Dev S Sukumar. Hyderabad
There were few witnesses to Steinar Klausen’s extraordinary hour on Tuesday, but even they did not even know his name. He will pass off in memory as a blond Norwegian (but of course) who fought toe-to-toe against one of the world’s best players at the World Championships; a no-hoper waging a fierce battle against a favourite. There was no drama after the end, just a quiet exit, but he had taken the Korean eighth seed and 2008 Asian champion, Park Sung-Hwan, to within a heartbeat of a first-round loss. Having won the first set, and leading 15-12 in the decider, Klausen was edged out in the end, 21-18. Small solace.
“I played my best,” said the Norwegian, sweat pouring off his body as he stepped off court. “Unfortunately, I’m not so tactically strong, and I got a bit nervous.”
Not even hardened followers of the international tour have seen Klausen. This is his first big tournament — although he is 27, he has never played an event of this level, not even a Super Series event, but for the Denmark Open some three or four years ago. He doesn’t exactly remember when.

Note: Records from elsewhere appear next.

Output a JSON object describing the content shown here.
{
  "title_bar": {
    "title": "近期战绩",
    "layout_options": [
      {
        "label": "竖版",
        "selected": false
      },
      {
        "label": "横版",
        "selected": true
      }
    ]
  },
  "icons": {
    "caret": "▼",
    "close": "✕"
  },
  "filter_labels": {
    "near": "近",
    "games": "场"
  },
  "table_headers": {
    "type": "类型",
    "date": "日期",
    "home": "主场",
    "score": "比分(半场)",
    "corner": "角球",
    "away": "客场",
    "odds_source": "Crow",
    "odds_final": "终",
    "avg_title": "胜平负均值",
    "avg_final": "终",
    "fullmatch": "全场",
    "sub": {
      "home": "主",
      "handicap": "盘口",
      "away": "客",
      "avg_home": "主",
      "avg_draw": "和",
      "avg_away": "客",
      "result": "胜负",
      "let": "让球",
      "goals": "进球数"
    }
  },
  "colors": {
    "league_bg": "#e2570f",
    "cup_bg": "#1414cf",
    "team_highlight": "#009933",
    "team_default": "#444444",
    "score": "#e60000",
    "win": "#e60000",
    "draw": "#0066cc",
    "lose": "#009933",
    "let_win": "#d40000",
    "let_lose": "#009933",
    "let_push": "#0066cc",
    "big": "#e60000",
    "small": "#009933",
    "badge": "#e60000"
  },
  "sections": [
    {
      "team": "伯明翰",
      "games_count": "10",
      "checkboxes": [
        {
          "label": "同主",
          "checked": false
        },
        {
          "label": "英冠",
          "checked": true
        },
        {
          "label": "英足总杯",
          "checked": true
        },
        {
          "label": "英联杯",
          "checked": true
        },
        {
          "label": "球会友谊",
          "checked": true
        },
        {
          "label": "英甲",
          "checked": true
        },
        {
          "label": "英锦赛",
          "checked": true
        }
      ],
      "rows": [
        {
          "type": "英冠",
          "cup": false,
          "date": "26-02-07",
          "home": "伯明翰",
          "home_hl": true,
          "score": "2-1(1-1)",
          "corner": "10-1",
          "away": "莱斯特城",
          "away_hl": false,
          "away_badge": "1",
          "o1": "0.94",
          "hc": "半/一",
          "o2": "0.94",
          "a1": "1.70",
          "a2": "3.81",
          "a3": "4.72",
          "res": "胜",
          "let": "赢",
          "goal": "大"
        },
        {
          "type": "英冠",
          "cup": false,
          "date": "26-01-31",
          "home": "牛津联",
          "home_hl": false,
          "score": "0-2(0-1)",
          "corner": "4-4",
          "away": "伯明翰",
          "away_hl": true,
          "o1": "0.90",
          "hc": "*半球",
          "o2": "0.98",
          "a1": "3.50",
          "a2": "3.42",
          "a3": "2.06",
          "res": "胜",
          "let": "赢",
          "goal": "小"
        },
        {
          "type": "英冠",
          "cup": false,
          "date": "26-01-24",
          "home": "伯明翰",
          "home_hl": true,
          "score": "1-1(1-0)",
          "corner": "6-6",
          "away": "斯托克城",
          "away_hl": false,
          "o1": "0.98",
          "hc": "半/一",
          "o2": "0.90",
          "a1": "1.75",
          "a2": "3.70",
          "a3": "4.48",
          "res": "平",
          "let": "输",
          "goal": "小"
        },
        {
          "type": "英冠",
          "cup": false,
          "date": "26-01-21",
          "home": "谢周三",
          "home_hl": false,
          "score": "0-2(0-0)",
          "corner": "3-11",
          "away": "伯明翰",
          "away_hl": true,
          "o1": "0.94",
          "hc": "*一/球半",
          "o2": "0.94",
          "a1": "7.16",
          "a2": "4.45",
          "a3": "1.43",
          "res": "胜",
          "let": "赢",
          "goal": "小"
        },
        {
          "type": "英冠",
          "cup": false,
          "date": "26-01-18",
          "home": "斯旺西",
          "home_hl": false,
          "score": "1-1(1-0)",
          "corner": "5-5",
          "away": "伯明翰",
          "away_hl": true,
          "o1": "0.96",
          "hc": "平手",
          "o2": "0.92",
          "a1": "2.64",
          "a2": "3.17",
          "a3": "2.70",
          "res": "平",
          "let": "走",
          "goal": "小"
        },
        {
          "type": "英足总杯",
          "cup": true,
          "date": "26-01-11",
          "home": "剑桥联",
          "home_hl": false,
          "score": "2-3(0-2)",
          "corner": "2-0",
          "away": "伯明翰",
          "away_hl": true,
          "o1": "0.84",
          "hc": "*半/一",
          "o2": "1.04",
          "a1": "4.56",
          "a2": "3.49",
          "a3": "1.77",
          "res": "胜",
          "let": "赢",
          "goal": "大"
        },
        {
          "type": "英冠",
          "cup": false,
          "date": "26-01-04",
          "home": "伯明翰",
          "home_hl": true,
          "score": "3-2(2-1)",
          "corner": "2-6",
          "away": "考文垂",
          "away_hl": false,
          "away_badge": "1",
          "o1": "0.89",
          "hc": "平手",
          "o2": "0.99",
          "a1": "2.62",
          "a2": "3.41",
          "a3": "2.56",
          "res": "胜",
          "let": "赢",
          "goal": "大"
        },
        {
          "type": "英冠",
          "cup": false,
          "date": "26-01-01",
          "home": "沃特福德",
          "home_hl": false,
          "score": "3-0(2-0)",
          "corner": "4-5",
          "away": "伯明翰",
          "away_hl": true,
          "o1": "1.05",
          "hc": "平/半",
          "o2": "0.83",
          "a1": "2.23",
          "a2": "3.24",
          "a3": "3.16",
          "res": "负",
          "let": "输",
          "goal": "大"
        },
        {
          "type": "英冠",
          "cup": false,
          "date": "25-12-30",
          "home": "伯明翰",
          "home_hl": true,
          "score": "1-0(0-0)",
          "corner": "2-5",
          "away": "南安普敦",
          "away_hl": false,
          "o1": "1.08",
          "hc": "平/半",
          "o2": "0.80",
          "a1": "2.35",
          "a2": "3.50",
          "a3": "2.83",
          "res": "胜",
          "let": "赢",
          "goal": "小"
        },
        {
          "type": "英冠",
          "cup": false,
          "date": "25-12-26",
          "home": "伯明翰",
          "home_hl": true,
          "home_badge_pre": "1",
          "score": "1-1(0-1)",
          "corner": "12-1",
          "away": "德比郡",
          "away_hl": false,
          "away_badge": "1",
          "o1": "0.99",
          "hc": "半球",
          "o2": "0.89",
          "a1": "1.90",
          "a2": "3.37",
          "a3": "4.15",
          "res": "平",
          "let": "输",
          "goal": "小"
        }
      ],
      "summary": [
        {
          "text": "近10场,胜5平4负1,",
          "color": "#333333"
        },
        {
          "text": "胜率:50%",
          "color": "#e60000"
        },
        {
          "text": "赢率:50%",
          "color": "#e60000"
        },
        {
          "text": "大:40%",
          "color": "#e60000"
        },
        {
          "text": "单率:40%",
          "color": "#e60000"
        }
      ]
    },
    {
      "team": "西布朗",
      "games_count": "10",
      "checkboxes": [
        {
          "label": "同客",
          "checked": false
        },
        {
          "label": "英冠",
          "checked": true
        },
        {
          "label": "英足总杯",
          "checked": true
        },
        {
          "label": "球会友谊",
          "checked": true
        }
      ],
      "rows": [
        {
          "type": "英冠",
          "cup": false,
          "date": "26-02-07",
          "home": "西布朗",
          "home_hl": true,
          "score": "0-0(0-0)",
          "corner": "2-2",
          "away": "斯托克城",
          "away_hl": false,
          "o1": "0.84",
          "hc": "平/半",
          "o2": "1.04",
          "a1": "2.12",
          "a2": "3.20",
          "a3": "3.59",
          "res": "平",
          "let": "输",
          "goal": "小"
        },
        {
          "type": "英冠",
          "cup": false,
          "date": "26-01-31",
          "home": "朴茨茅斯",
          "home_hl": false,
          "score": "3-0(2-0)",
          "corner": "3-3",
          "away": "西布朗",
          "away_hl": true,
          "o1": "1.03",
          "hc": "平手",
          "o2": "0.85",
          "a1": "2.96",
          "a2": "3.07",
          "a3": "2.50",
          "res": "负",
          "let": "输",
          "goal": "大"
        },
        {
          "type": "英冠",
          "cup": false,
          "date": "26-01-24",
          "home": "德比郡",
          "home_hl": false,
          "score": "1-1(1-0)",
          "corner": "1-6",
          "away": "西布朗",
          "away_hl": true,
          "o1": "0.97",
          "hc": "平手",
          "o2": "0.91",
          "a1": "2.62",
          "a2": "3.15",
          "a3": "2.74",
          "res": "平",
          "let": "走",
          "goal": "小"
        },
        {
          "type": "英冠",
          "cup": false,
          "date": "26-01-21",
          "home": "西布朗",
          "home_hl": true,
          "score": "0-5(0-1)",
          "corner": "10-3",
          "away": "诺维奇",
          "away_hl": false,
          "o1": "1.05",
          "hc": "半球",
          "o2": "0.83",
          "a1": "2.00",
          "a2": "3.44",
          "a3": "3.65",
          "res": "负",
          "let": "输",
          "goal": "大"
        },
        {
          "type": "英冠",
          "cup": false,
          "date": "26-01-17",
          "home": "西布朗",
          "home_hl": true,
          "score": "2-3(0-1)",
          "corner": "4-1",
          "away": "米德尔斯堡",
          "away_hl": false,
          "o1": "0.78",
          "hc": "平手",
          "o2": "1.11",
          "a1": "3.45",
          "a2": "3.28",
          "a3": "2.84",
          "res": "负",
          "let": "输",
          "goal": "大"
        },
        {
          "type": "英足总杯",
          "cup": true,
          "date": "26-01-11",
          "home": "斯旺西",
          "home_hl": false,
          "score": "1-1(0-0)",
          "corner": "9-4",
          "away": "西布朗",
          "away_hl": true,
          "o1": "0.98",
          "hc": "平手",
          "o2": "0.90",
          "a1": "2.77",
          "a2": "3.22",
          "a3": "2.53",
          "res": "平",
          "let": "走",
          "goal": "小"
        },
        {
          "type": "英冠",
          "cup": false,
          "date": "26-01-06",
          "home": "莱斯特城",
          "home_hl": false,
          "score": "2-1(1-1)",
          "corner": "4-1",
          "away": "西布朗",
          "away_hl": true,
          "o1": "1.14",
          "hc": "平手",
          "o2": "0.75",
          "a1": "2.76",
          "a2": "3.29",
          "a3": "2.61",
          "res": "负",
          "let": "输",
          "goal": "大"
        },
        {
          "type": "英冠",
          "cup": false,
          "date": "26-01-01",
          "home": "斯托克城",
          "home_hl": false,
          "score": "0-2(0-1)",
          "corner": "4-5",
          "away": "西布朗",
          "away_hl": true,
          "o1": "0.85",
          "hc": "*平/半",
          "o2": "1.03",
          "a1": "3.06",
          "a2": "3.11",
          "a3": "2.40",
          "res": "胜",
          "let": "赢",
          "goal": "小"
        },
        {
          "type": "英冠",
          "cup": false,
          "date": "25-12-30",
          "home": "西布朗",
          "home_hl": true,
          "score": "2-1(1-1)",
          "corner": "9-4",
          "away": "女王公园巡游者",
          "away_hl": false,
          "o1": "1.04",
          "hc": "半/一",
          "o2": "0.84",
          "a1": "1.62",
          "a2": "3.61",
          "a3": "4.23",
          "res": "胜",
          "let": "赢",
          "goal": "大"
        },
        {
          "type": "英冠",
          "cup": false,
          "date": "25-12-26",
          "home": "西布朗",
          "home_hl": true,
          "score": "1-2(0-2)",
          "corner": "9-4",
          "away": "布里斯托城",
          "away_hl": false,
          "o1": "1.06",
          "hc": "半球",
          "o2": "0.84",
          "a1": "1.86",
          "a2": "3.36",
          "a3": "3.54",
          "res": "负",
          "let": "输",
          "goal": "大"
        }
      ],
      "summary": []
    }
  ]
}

Badminton is a barely-known sport in Norway, and people still ask him what it is. “I started out playing in my garden. My brother found that it was a (regular) sport, and there was a club, so we entered. I moved to Denmark when I was 16 — I enrolled at the Danish Badminton College. They have a regular academic programme for badminton players there.”
But he could never pursue badminton seriously in Denmark and he had to return to Norway — it was too expensive to live away from home. But back home there was nobody to play with, and he gave up the game. It was two years ago that he resumed training. “I’m the only player in Norway,” he says, sounding almost apologetic. “There is one 18-year-old, but he isn’t of my level. I do my physical training with ice-hockey players and skiiers.”
It’s possible that Klaus will return to obscurity. He has no plans to take up the game as a career, for it will necessitate a move to a badminton-playing country like Denmark. “I thought of moving again to Denmark to pursue my career… but I’m getting married in May next year, and it will be hard for me to be away from my fiancee.”
Then he thinks aloud: “I can play well, I have good potential. But I have a problem beating players below my standard. I wonder why.”